There’s only one word you need to know at Gel Gör, Köfte. For those who aren’t familiar with the dish it is a roasted Turkish meatball served on a fresh baked baguette, and Gel Gör has undoubtedly the best around. The family-run Turkish business has a huge menu of different sandwiches, although the undoubtable favorite is the Köfte, they serve theirs with springy greens and fresh tomatoes with a zesty citrusy sauce and fresh mint. The tiny restaurant is open 24 hours so you can grab a bite whenever the craving hits–their lentil soup is also a particularly yummy option on a cold winter night.
There are many legends surrounding the origin of the Hamburger, but perhaps my favorite tall-tale is that of the Rundstück Warm. Rumor has it the rundstück warm (a small brötchen sandwich originating in Northern Germany) was brought to the World Fair and was an instant hit. However, the name was too confusing to pronounce for the English-speaking crowd so it was dubbed the “Hamburger” since the guys who brought the tasty treat were from Hamburg. Today, the rundstück warm is a rare sight on any menu–any menu except the one at the tiny Neuköln international restaurant devoted to the dish, Rundstück Warm. The small pork sandwich is truly decadent–slow-roasted and thick-sliced with a crispy outer crust and covered in plum gravy, the chef at RW serves it up daily alongside homemade fries and a Spreewald Gürken. Other menu options include an array of artisan burgers (everything from goat cheese to gorgonzola and pear) plus a couple of surprisingly good burritos prepared the authentic way by a chef from Guatemala.
Few outsiders are familiar with Sudanese food, or really the Sudan in general (there is a map of the country on the wall just in case you weren’t sure where it was) but this tiny Neuköln imbiss is bound to change that, the food is just that damn good. At first glance, the menu seems similar to other falafel places and the like–halloumi, tofu, chicken, magali, etc–however the flavor is vastly different from its middle-eastern counterparts. Each dish is covered in tangy peanut sauce and aubergine past giving it a mild, slightly sweet flavor that is truly addicting. And with sandwiches starting at 2.50, you would be hard-pressed to find a more günstig meal. The company has also expanded opening another location just a few streets down from the original location on the corner of Weserstrasse and Reuterstrasse which means hopefully the seating in the tiny imbiss will no longer be at such a premium.

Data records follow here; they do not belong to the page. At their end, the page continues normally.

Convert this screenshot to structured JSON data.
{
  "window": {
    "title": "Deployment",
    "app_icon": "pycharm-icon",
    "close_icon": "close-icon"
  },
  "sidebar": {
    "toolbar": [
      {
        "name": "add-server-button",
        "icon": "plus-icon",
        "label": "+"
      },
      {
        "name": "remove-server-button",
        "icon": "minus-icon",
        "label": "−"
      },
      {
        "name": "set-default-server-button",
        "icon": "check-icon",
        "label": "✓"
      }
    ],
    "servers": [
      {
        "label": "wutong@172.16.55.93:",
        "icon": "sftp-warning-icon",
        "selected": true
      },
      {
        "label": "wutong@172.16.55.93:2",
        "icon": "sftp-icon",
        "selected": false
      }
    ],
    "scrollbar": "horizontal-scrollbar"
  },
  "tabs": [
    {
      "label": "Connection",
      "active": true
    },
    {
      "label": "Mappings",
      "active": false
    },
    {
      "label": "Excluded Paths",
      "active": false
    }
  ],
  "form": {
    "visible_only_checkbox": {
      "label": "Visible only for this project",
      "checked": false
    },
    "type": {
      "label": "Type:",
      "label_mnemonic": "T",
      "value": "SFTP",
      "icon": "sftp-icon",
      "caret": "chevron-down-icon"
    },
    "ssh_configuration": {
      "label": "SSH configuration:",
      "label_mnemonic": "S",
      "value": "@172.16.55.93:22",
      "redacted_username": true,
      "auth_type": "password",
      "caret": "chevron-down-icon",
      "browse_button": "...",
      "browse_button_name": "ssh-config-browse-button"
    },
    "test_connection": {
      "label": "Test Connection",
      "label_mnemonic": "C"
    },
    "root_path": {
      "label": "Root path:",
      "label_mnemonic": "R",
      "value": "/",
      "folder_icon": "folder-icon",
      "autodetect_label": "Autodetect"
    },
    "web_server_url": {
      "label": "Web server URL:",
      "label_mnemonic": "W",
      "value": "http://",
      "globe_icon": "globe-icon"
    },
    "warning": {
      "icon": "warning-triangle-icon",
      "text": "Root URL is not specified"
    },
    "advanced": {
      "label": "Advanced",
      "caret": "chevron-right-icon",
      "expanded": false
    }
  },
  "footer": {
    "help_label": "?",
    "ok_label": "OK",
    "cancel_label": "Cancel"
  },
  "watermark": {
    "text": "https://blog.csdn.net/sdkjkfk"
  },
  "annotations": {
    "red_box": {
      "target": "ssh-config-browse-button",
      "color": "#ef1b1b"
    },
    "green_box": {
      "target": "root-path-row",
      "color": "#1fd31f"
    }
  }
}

If you are anything like me, then the thought of eating a jellified mass of dried pigs blood stuffed into an intestine doesn’t sound too appetizing. But if there is any place that could possibly make you a believer in one of Germany’s most bizarre dishes, it is the Blutwurstmanufaktur at Karl-Marx-Platz in Neukoelln. The tiny German deli is recognizable by a glowing neon red sign stating simply “Fleischerei.” However, don’t let the benign exterior fool you, this local business has been around for more than 100 years and is known throughout Europe for its award-winning blood pudding–it is so good in fact that the shop supplies many of the cities finest restaurants and is even served to the Federal President at Bellevue Palace. But if you are still not convinced and blood sausage just isn’t your thing, they also have a wide selection of other smoked and cured meats plus sauerkraut and homemade mustard.